Work to complete
Filter the entries, keeping every line with the word "JSON".

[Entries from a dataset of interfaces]
____________
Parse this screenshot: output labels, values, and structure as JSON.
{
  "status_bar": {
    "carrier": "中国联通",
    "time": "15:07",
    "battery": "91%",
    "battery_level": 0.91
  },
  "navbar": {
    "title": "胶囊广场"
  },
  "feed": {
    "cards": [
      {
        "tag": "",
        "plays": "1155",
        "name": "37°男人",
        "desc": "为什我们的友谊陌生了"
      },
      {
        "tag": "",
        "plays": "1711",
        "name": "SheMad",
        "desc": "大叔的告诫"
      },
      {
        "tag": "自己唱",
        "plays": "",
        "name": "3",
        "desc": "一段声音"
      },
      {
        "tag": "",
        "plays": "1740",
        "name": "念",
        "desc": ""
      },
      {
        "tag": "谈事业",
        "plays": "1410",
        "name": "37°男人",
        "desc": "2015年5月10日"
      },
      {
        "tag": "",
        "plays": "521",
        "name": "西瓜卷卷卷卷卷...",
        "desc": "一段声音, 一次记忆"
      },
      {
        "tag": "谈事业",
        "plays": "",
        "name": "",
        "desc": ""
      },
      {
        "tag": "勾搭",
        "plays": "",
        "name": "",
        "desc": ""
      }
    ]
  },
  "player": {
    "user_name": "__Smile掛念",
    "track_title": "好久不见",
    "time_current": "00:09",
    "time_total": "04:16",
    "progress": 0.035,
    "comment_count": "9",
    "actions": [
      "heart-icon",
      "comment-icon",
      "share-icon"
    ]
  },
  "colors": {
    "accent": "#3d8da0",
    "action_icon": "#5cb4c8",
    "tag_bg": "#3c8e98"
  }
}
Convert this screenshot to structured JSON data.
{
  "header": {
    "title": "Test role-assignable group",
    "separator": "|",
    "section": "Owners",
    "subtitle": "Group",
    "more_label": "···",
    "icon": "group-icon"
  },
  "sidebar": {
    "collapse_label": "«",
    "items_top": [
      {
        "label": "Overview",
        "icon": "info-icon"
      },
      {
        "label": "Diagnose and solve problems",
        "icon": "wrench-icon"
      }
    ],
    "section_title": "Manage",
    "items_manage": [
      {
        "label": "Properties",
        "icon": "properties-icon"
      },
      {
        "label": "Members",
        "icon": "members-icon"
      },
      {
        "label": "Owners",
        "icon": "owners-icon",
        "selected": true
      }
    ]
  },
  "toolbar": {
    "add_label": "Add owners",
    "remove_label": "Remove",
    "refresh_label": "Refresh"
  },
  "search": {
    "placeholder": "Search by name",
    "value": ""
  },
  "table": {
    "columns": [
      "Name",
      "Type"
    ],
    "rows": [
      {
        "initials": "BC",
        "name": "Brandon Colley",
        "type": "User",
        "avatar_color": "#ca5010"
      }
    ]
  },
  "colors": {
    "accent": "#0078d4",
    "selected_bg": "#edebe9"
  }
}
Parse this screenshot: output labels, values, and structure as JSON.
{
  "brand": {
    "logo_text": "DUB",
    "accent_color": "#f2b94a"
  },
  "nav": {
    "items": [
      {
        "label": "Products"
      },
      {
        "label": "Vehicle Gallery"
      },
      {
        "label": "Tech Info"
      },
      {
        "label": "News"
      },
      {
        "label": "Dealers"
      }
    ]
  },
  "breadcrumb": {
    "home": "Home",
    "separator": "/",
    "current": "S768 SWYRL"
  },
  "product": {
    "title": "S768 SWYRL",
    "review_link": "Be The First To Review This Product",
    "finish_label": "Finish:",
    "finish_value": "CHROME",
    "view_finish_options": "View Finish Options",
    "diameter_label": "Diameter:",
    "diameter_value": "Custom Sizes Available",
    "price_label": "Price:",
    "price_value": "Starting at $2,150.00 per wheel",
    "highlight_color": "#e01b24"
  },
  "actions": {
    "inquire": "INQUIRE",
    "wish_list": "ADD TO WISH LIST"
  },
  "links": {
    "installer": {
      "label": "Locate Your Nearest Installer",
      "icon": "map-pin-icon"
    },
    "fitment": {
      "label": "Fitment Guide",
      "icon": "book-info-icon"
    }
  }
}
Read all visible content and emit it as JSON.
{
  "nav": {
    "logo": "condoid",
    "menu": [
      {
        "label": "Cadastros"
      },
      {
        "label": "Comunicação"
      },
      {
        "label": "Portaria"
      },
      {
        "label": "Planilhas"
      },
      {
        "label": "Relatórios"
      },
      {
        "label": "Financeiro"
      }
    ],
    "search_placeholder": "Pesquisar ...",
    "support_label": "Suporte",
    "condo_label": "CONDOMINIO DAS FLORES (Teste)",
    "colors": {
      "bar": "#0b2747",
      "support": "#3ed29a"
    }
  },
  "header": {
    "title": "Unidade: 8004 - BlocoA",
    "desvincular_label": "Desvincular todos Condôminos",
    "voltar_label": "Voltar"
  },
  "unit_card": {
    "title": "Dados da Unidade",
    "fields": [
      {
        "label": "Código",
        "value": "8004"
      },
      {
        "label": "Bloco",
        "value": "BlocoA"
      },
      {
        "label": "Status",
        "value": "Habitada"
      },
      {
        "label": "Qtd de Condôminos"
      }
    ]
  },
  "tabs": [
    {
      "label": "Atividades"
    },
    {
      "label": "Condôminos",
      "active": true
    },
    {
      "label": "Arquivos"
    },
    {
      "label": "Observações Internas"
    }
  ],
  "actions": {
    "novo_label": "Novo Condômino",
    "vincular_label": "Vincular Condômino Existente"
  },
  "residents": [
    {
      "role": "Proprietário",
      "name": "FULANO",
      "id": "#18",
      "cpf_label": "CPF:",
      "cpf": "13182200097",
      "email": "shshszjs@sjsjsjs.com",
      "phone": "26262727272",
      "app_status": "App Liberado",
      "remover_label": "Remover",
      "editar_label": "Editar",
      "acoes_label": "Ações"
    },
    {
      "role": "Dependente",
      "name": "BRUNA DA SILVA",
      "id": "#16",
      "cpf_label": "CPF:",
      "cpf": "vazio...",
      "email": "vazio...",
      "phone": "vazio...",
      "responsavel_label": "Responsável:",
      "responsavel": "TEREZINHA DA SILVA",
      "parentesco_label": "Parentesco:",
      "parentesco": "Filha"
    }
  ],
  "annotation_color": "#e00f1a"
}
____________
Solution
Parse this screenshot: output labels, values, and structure as JSON.
Convert this screenshot to structured JSON data.
Parse this screenshot: output labels, values, and structure as JSON.
Read all visible content and emit it as JSON.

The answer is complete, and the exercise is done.